**Supplied data**.

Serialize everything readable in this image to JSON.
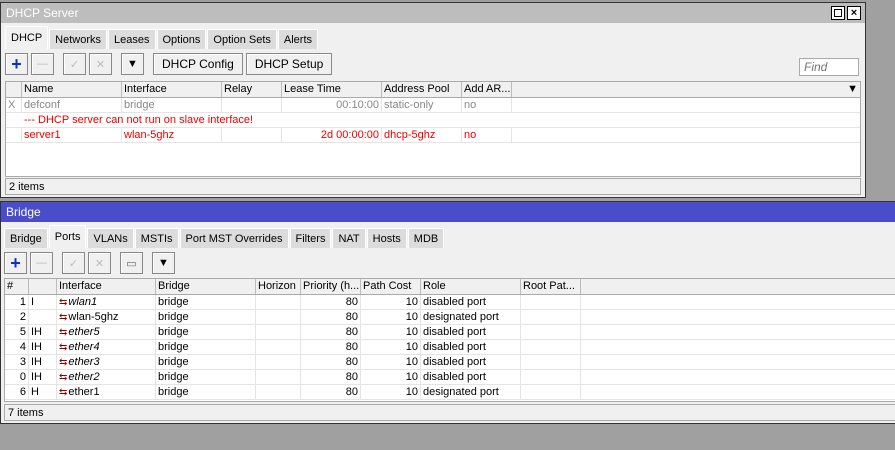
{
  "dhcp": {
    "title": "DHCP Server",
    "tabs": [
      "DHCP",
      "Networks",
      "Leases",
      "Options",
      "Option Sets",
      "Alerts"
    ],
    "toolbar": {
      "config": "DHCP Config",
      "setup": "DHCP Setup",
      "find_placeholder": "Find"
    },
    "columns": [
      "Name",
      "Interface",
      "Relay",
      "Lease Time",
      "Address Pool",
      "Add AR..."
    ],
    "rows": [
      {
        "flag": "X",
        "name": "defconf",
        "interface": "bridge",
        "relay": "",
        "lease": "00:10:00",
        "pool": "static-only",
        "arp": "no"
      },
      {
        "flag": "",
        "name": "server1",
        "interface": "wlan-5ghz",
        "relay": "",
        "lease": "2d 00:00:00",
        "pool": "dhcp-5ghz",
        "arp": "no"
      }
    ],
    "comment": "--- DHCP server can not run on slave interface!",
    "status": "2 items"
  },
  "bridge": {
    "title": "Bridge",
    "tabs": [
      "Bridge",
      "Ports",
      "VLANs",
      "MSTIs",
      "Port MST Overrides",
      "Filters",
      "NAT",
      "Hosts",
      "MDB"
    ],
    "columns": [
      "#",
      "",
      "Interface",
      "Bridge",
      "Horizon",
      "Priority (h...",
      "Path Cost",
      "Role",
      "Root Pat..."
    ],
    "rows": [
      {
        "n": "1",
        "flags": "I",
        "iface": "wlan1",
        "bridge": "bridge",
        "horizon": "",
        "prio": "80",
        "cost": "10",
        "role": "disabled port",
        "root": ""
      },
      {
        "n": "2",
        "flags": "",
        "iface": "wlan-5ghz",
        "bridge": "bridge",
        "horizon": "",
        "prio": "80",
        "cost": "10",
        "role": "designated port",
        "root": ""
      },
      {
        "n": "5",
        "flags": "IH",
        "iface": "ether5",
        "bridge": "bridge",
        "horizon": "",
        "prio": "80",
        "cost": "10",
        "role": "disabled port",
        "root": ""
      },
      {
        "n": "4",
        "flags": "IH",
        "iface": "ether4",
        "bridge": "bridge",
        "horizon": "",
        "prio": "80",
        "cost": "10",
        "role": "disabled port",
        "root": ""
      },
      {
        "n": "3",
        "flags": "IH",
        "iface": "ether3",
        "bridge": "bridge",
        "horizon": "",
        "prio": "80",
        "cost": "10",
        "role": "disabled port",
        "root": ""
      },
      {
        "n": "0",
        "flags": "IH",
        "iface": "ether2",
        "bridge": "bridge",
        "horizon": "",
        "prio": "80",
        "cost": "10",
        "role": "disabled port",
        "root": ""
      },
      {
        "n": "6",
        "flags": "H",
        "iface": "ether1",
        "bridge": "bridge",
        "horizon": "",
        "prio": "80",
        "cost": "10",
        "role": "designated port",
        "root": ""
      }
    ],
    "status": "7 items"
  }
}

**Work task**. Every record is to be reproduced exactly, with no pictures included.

**Final answer**.
Serialize everything readable in this image to JSON.
{
  "dhcp": {
    "title": "DHCP Server",
    "tabs": [
      "DHCP",
      "Networks",
      "Leases",
      "Options",
      "Option Sets",
      "Alerts"
    ],
    "toolbar": {
      "config": "DHCP Config",
      "setup": "DHCP Setup",
      "find_placeholder": "Find"
    },
    "columns": [
      "Name",
      "Interface",
      "Relay",
      "Lease Time",
      "Address Pool",
      "Add AR..."
    ],
    "rows": [
      {
        "flag": "X",
        "name": "defconf",
        "interface": "bridge",
        "relay": "",
        "lease": "00:10:00",
        "pool": "static-only",
        "arp": "no"
      },
      {
        "flag": "",
        "name": "server1",
        "interface": "wlan-5ghz",
        "relay": "",
        "lease": "2d 00:00:00",
        "pool": "dhcp-5ghz",
        "arp": "no"
      }
    ],
    "comment": "--- DHCP server can not run on slave interface!",
    "status": "2 items"
  },
  "bridge": {
    "title": "Bridge",
    "tabs": [
      "Bridge",
      "Ports",
      "VLANs",
      "MSTIs",
      "Port MST Overrides",
      "Filters",
      "NAT",
      "Hosts",
      "MDB"
    ],
    "columns": [
      "#",
      "",
      "Interface",
      "Bridge",
      "Horizon",
      "Priority (h...",
      "Path Cost",
      "Role",
      "Root Pat..."
    ],
    "rows": [
      {
        "n": "1",
        "flags": "I",
        "iface": "wlan1",
        "bridge": "bridge",
        "horizon": "",
        "prio": "80",
        "cost": "10",
        "role": "disabled port",
        "root": ""
      },
      {
        "n": "2",
        "flags": "",
        "iface": "wlan-5ghz",
        "bridge": "bridge",
        "horizon": "",
        "prio": "80",
        "cost": "10",
        "role": "designated port",
        "root": ""
      },
      {
        "n": "5",
        "flags": "IH",
        "iface": "ether5",
        "bridge": "bridge",
        "horizon": "",
        "prio": "80",
        "cost": "10",
        "role": "disabled port",
        "root": ""
      },
      {
        "n": "4",
        "flags": "IH",
        "iface": "ether4",
        "bridge": "bridge",
        "horizon": "",
        "prio": "80",
        "cost": "10",
        "role": "disabled port",
        "root": ""
      },
      {
        "n": "3",
        "flags": "IH",
        "iface": "ether3",
        "bridge": "bridge",
        "horizon": "",
        "prio": "80",
        "cost": "10",
        "role": "disabled port",
        "root": ""
      },
      {
        "n": "0",
        "flags": "IH",
        "iface": "ether2",
        "bridge": "bridge",
        "horizon": "",
        "prio": "80",
        "cost": "10",
        "role": "disabled port",
        "root": ""
      },
      {
        "n": "6",
        "flags": "H",
        "iface": "ether1",
        "bridge": "bridge",
        "horizon": "",
        "prio": "80",
        "cost": "10",
        "role": "designated port",
        "root": ""
      }
    ],
    "status": "7 items"
  }
}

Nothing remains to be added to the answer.